EXTRACTED MATERIAL ::
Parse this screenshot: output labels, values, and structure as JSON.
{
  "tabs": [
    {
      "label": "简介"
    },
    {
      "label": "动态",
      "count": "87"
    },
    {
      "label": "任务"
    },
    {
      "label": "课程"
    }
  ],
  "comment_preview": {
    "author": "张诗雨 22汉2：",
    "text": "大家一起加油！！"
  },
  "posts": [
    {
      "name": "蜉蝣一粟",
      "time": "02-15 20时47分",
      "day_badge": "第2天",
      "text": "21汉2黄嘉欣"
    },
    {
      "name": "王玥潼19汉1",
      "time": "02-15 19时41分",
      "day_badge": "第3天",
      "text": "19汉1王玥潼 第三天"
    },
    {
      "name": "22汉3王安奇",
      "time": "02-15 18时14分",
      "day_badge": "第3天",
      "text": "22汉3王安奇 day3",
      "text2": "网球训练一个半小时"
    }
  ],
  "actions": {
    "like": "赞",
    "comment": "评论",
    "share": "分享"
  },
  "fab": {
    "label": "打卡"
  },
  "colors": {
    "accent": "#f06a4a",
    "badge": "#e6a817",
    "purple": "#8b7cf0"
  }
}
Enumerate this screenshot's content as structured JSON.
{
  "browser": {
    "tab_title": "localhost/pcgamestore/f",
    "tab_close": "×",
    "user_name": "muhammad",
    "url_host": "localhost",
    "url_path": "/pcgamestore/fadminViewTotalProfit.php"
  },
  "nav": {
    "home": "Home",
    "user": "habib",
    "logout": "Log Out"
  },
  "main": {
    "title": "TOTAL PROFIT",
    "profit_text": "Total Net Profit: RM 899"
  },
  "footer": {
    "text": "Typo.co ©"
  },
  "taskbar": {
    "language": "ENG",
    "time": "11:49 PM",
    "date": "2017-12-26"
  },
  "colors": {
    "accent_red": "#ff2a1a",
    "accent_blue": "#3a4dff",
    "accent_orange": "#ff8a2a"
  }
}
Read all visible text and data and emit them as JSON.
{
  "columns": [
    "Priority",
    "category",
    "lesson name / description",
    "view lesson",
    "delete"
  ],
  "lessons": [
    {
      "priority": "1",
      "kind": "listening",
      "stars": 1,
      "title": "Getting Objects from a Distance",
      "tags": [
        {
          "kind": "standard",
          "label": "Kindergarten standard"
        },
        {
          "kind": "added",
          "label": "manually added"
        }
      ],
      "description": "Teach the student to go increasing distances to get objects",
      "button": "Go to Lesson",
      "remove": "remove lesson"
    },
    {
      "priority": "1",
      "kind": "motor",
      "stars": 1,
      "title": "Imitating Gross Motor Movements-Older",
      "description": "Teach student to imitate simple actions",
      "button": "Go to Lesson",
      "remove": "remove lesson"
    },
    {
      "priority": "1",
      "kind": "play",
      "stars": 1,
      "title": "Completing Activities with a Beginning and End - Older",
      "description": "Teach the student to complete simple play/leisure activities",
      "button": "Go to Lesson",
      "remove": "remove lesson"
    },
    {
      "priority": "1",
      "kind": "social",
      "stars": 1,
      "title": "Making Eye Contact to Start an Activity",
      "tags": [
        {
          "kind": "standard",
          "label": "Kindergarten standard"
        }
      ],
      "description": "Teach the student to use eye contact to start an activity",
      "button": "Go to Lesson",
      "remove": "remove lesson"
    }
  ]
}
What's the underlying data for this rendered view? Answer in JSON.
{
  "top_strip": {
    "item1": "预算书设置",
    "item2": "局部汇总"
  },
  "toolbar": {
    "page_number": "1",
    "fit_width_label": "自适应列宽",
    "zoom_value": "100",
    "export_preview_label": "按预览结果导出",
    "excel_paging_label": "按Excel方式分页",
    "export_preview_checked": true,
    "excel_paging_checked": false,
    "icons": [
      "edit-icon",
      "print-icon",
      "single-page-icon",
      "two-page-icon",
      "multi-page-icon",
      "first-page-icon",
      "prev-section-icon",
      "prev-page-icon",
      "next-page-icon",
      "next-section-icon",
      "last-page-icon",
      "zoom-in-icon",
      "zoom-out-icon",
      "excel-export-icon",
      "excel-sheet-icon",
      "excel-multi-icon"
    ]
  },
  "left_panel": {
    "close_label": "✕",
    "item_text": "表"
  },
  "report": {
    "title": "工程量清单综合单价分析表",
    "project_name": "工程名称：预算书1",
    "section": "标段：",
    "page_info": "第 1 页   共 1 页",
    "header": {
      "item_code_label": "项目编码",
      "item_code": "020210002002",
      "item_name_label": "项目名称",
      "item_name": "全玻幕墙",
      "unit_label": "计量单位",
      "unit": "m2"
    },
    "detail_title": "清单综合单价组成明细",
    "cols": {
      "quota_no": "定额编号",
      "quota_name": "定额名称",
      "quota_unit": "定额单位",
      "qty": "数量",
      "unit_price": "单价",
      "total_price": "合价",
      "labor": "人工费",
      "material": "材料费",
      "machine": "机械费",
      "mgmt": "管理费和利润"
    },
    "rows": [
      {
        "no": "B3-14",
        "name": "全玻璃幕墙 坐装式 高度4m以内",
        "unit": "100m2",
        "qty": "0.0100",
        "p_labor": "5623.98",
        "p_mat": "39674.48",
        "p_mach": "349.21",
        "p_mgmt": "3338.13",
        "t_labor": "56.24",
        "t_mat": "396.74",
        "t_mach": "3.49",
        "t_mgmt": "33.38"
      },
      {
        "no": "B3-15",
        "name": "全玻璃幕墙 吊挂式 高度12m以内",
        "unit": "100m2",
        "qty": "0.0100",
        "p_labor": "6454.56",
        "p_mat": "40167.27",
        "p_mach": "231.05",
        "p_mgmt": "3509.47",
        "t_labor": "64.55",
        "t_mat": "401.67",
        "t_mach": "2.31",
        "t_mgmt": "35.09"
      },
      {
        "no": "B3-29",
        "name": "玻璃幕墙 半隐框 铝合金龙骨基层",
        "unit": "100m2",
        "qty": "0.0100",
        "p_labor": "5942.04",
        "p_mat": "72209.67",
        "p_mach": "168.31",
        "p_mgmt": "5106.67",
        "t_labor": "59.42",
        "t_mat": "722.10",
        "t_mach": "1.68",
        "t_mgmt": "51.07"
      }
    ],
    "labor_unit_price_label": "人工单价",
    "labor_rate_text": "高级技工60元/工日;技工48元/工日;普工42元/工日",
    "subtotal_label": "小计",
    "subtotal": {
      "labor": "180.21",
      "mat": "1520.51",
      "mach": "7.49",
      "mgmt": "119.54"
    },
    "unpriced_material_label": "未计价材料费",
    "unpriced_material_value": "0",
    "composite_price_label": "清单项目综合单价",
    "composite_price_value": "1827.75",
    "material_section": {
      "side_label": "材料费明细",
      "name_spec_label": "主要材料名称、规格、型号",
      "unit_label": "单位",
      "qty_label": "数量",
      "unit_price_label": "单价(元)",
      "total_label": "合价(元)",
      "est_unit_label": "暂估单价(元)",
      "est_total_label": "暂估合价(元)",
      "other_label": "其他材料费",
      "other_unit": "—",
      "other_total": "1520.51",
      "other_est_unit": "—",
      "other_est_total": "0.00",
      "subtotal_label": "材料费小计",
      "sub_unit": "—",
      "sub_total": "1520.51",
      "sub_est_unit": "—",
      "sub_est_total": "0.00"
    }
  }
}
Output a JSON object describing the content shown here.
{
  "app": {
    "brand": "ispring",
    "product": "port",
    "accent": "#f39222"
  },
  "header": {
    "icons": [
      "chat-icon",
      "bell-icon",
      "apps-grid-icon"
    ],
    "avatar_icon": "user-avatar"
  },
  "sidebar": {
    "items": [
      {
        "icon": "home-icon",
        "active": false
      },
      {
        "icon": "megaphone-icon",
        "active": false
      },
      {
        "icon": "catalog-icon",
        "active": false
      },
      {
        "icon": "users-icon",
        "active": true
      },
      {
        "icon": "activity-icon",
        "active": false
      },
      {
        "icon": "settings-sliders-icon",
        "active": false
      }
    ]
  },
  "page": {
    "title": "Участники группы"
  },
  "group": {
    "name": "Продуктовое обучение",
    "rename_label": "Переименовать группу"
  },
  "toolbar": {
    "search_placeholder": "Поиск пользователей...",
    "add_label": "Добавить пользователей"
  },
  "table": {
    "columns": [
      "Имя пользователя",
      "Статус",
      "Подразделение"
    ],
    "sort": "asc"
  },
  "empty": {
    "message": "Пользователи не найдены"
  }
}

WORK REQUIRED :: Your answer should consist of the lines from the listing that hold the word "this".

EXERCISE RESULT ::
Parse this screenshot: output labels, values, and structure as JSON.
Enumerate this screenshot's content as structured JSON.
What's the underlying data for this rendered view? Answer in JSON.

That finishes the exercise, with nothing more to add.